  • Have patience. Good connections don’t materialize overnight! It takes trial and error to find people that you really click with, so don’t get discouraged if it takes a while. By remaining open to new experiences and connections, you are doing a hard but admirable thing and setting yourself up for social, academic, and professional success. So, give yourself a pat on the back from time to time!

Put Yourself Out There

The best way to make new friends is simply to put yourself in situations where you’re likely to meet new people! Below are some ideas, both on campus and beyond: 

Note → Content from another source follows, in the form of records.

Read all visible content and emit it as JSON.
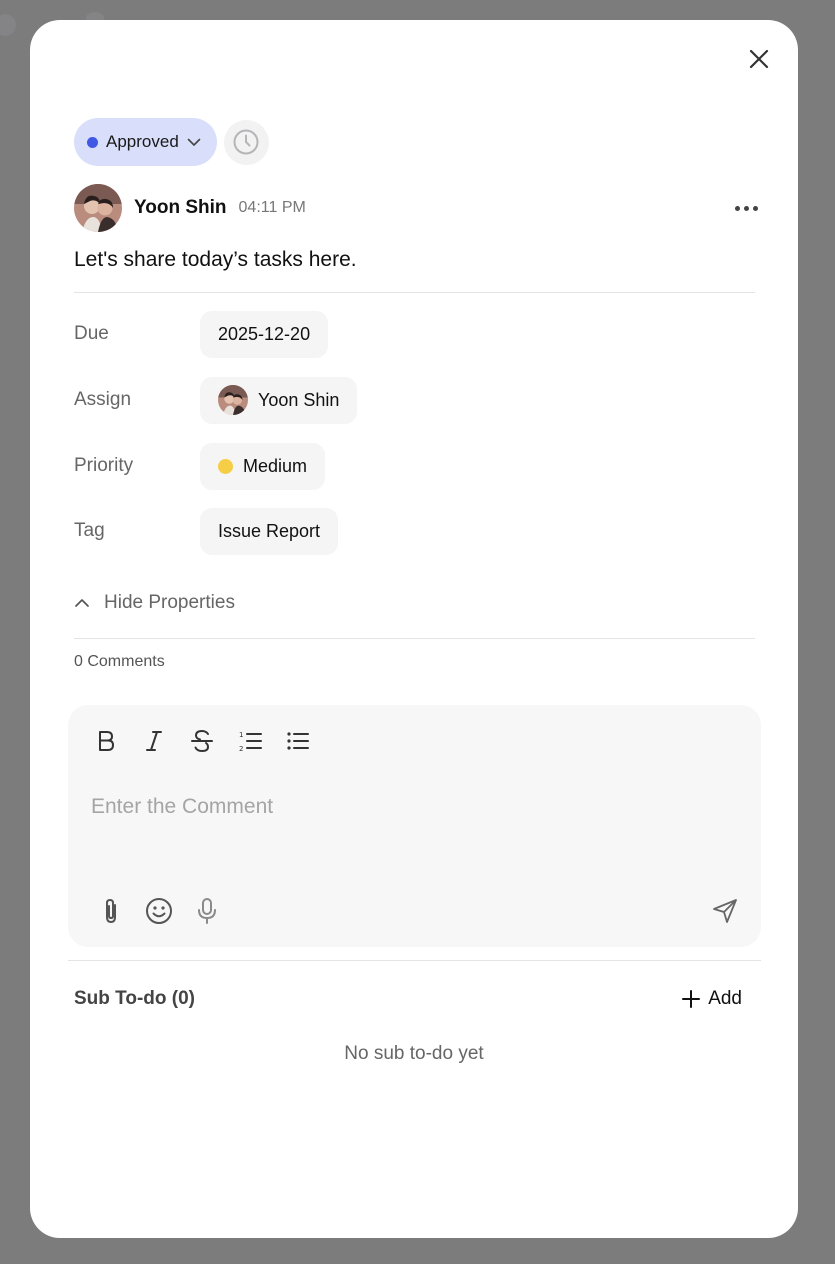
{
  "status": {
    "label": "Approved",
    "color": "#3f58e6"
  },
  "author": {
    "name": "Yoon Shin",
    "time": "04:11 PM"
  },
  "task": {
    "text": "Let's share today’s tasks here."
  },
  "properties": {
    "due": {
      "label": "Due",
      "value": "2025-12-20"
    },
    "assign": {
      "label": "Assign",
      "value": "Yoon Shin"
    },
    "priority": {
      "label": "Priority",
      "value": "Medium",
      "color": "#f5ce46"
    },
    "tag": {
      "label": "Tag",
      "value": "Issue Report"
    }
  },
  "toggle": {
    "label": "Hide Properties"
  },
  "comments": {
    "count_label": "0 Comments",
    "placeholder": "Enter the Comment"
  },
  "subtodo": {
    "title": "Sub To-do (0)",
    "add_label": "Add",
    "empty_text": "No sub to-do yet"
  },
  "icons": [
    "close-icon",
    "chevron-down-icon",
    "clock-icon",
    "more-icon",
    "chevron-up-icon",
    "bold-icon",
    "italic-icon",
    "strikethrough-icon",
    "numbered-list-icon",
    "bullet-list-icon",
    "paperclip-icon",
    "emoji-icon",
    "microphone-icon",
    "send-icon",
    "plus-icon"
  ]
}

  • Join a social sports team. Many people join these leagues with the intention of meeting new people, and psychology shows that shared goals (both metaphorically and in a literal sports-related sense) effectively build community and reduce tension. All of these leagues offer an option to join as a “free agent” and be paired with other individuals who are also joining alone. In the Cincinnati area, Cincinnati Sports Leagues offers many staples such as basketball, flag football, volleyball, pickleball, softball, and soccer, as well as options like bowling and cornhole for those of us who prefer to stay sweat-free. Better Off Bowling offers a seasonal bowling league, and registration for the fall ends in two weeks! Hotmess Sports is an LGBTQ+ social sports league offering kickball, flag football, dodgeball, volleyball, and cornhole. 

  • Give Back Cincinnati. Give Back is the largest young professionals organization in Cincinnati, hosting a wide range of social and community service events. Coming up on October 1 is their New Member Social, with free fowling (combination bowling, cornhole, and football) as well as free drinks and mingling. Visit their website for more information and to register. 

  • UC IPALS. UC’s International Services Office operates the IPALs program, which offers regular social programming geared towards helping international students form community and acclimate to UC’s campus; however, domestic students are also encouraged to attend! Read this GradCurrents article for more information about IPALs and how to join.  

  • Grad Café. The Graduate Student Government hosts bi-monthly meetups for graduate students with free coffee and bagels. It’s a great opportunity to meet people from other programs who you might not otherwise cross paths with! Grad Café happens on the 1st Tuesday and 3rd Monday of each month, in the Steger 6th Floor Common Space (Steger Student Life Center).

  • Meetup is all about finding common interests and getting out into the community! It is free to join, and members can join as many groups as they would like, ranging from broad social communities to more niche, hobby-based groups such as hiking meetups or book clubs.  

Still struggling? 

Loneliness is linked with declines in physical, mental, and cognitive health. It can also create a self-fulfilling cycle wherein an individual who already feels lonely has a more difficult time connecting with others, which only exacerbates feelings of isolation. Unfortunately, stigma regarding loneliness and difficulties with social skills can create barriers to honesty, transparency, and getting help.

Try and normalize the experience of loneliness and banish the shame that is accompanied by struggling to make friends. Only by having compassion for yourself can you break this cycle and push yourself to make more authentic and fulfilling connections. Counseling and Psychological Services (CAPS) is a great resource to process feelings of loneliness while also building social skills. They offer both individual counseling as well as group counseling options, including a group specifically for graduate students called Understanding Self and Others, which is themed precisely around building healthy connections!  

Even though the nature of loneliness involves feeling like you are alone in your struggles, try to seek some comfort in the knowledge that many people out in the world are experiencing the same thing. Have hope, put yourself out there, and make some new friends this semester- it's never too late!